2:05 Would have been great if he smiled and had the Freddie teeth in.
Jean. Film-making. Not only was she a force to be reckoned with in front of the camera- but by 1974, she'd begun in earnest, to explore the possibilities behind it as well. Forever keenly observant and curious, 'tis no surprise, (especially after her experience with 'Breathless'), that she'd want to explore a different vantage point... In 1974, she was the director, co-writer, producer and yes, star, of the short (19 mins. ) film, 'Ballad for the Kid'.... Per the New York Times article of 6-17-74 by Bart Mills, 'The film Jean is on the verge of directing will be a two‐reeler called “Ballad for the Kid. ” Billy the Kid, that is. Jean also co‐wrote the screenplay and will co‐star with her co‐writer, JeanFrançois Ferriol. “It won't be that much different from a home movie, ” she says. “Everyone else is doing it—why not me too? I want to find out if it's the kind of thing I want to do. I have no illusions about it. I'm not going to be on the stage come Oscar night. ” “Ballad for the Kid” arose partly out of Jean's long‐standing interest in writing (“I've always written poetry, some good and some bad”) and partly out of the fact that she was between films, “Various projects come up and then don't come off. ” And tho the following pics are intended to show her devotion to such, viewers will be 'forgiven' if they can't get past her visage.

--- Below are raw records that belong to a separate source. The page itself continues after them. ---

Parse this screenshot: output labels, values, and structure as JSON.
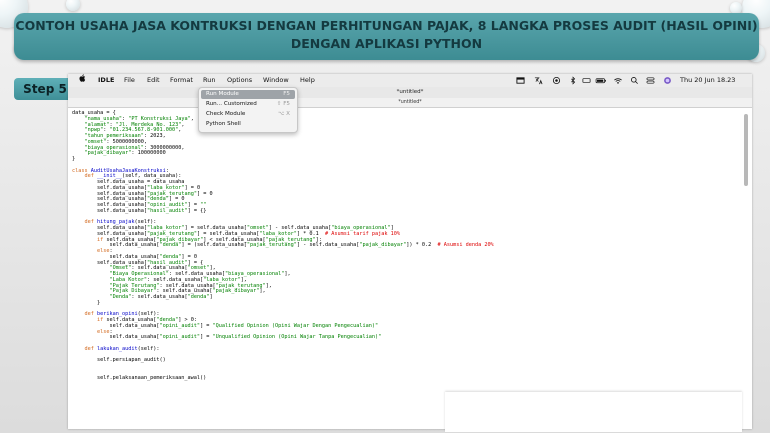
{
  "banner": {
    "line1": "CONTOH USAHA JASA KONTRUKSI DENGAN PERHITUNGAN PAJAK, 8 LANGKA PROSES AUDIT (HASIL OPINI)",
    "line2": "DENGAN APLIKASI PYTHON"
  },
  "step_label": "Step 5",
  "menubar": {
    "apple": "",
    "items": [
      "IDLE",
      "File",
      "Edit",
      "Format",
      "Run",
      "Options",
      "Window",
      "Help"
    ],
    "clock": "Thu 20 Jun  18.23"
  },
  "window": {
    "title": "*untitled*",
    "tab": "*untitled*"
  },
  "run_menu": {
    "items": [
      {
        "label": "Run Module",
        "shortcut": "F5"
      },
      {
        "label": "Run... Customized",
        "shortcut": "⇧ F5"
      },
      {
        "label": "Check Module",
        "shortcut": "⌥ X"
      },
      {
        "label": "Python Shell",
        "shortcut": ""
      }
    ]
  },
  "code_lines": [
    "data_usaha = {",
    "    \"nama_usaha\": \"PT Konstruksi Jaya\",",
    "    \"alamat\": \"Jl. Merdeka No. 123\",",
    "    \"npwp\": \"01.234.567.8-901.000\",",
    "    \"tahun_pemeriksaan\": 2023,",
    "    \"omset\": 5000000000,",
    "    \"biaya_operasional\": 3000000000,",
    "    \"pajak_dibayar\": 100000000",
    "}",
    "",
    "class AuditUsahaJasaKonstruksi:",
    "    def __init__(self, data_usaha):",
    "        self.data_usaha = data_usaha",
    "        self.data_usaha[\"laba_kotor\"] = 0",
    "        self.data_usaha[\"pajak_terutang\"] = 0",
    "        self.data_usaha[\"denda\"] = 0",
    "        self.data_usaha[\"opini_audit\"] = \"\"",
    "        self.data_usaha[\"hasil_audit\"] = {}",
    "",
    "    def hitung_pajak(self):",
    "        self.data_usaha[\"laba_kotor\"] = self.data_usaha[\"omset\"] - self.data_usaha[\"biaya_operasional\"]",
    "        self.data_usaha[\"pajak_terutang\"] = self.data_usaha[\"laba_kotor\"] * 0.1  # Asumsi tarif pajak 10%",
    "        if self.data_usaha[\"pajak_dibayar\"] < self.data_usaha[\"pajak_terutang\"]:",
    "            self.data_usaha[\"denda\"] = (self.data_usaha[\"pajak_terutang\"] - self.data_usaha[\"pajak_dibayar\"]) * 0.2  # Asumsi denda 20%",
    "        else:",
    "            self.data_usaha[\"denda\"] = 0",
    "        self.data_usaha[\"hasil_audit\"] = {",
    "            \"Omset\": self.data_usaha[\"omset\"],",
    "            \"Biaya Operasional\": self.data_usaha[\"biaya_operasional\"],",
    "            \"Laba Kotor\": self.data_usaha[\"laba_kotor\"],",
    "            \"Pajak Terutang\": self.data_usaha[\"pajak_terutang\"],",
    "            \"Pajak Dibayar\": self.data_usaha[\"pajak_dibayar\"],",
    "            \"Denda\": self.data_usaha[\"denda\"]",
    "        }",
    "",
    "    def berikan_opini(self):",
    "        if self.data_usaha[\"denda\"] > 0:",
    "            self.data_usaha[\"opini_audit\"] = \"Qualified Opinion (Opini Wajar Dengan Pengecualian)\"",
    "        else:",
    "            self.data_usaha[\"opini_audit\"] = \"Unqualified Opinion (Opini Wajar Tanpa Pengecualian)\"",
    "",
    "    def lakukan_audit(self):",
    "",
    "        self.persiapan_audit()",
    "",
    "",
    "        self.pelaksanaan_pemeriksaan_awal()"
  ]
}
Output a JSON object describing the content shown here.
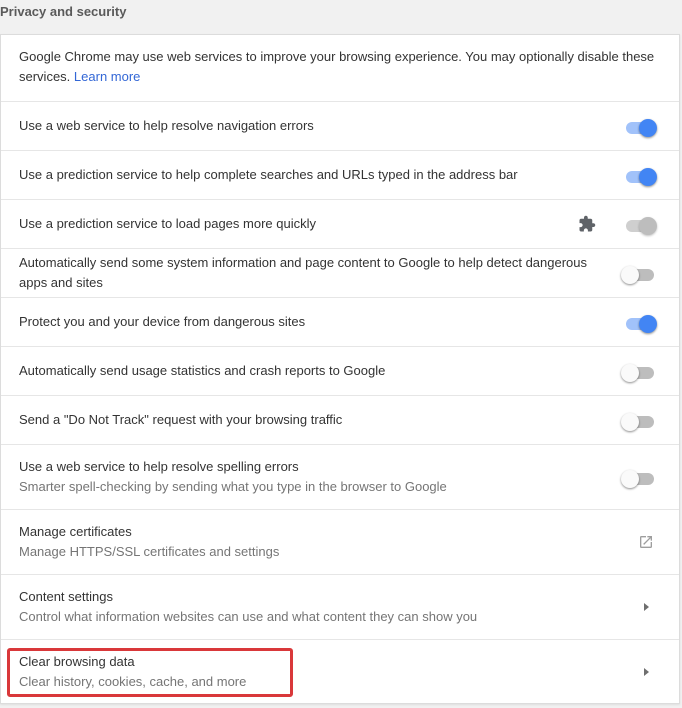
{
  "section": {
    "title": "Privacy and security"
  },
  "intro": {
    "text": "Google Chrome may use web services to improve your browsing experience. You may optionally disable these services.",
    "link": "Learn more"
  },
  "settings": [
    {
      "label": "Use a web service to help resolve navigation errors",
      "state": "on"
    },
    {
      "label": "Use a prediction service to help complete searches and URLs typed in the address bar",
      "state": "on"
    },
    {
      "label": "Use a prediction service to load pages more quickly",
      "state": "on",
      "controlled_by_extension": true
    },
    {
      "label": "Automatically send some system information and page content to Google to help detect dangerous apps and sites",
      "state": "off"
    },
    {
      "label": "Protect you and your device from dangerous sites",
      "state": "on"
    },
    {
      "label": "Automatically send usage statistics and crash reports to Google",
      "state": "off"
    },
    {
      "label": "Send a \"Do Not Track\" request with your browsing traffic",
      "state": "off"
    },
    {
      "label": "Use a web service to help resolve spelling errors",
      "sublabel": "Smarter spell-checking by sending what you type in the browser to Google",
      "state": "off"
    }
  ],
  "links": {
    "certificates": {
      "label": "Manage certificates",
      "sublabel": "Manage HTTPS/SSL certificates and settings",
      "icon": "external-link-icon"
    },
    "content_settings": {
      "label": "Content settings",
      "sublabel": "Control what information websites can use and what content they can show you",
      "icon": "chevron-right-icon"
    },
    "clear_data": {
      "label": "Clear browsing data",
      "sublabel": "Clear history, cookies, cache, and more",
      "icon": "chevron-right-icon",
      "highlighted": true
    }
  },
  "colors": {
    "toggle_on": "#4285f4",
    "toggle_on_track": "#a1c2fa",
    "link": "#3367d6",
    "highlight": "#d9383a"
  }
}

Love you, Jean... See More.
Laura Dern is amazing tbh. So underrated.
- Publisher: Jalal Nowhereman
- Resume ''Please don't confront me with my failures,I had not forgotten them.''
- by Strinden Michelle
, March 18, 2020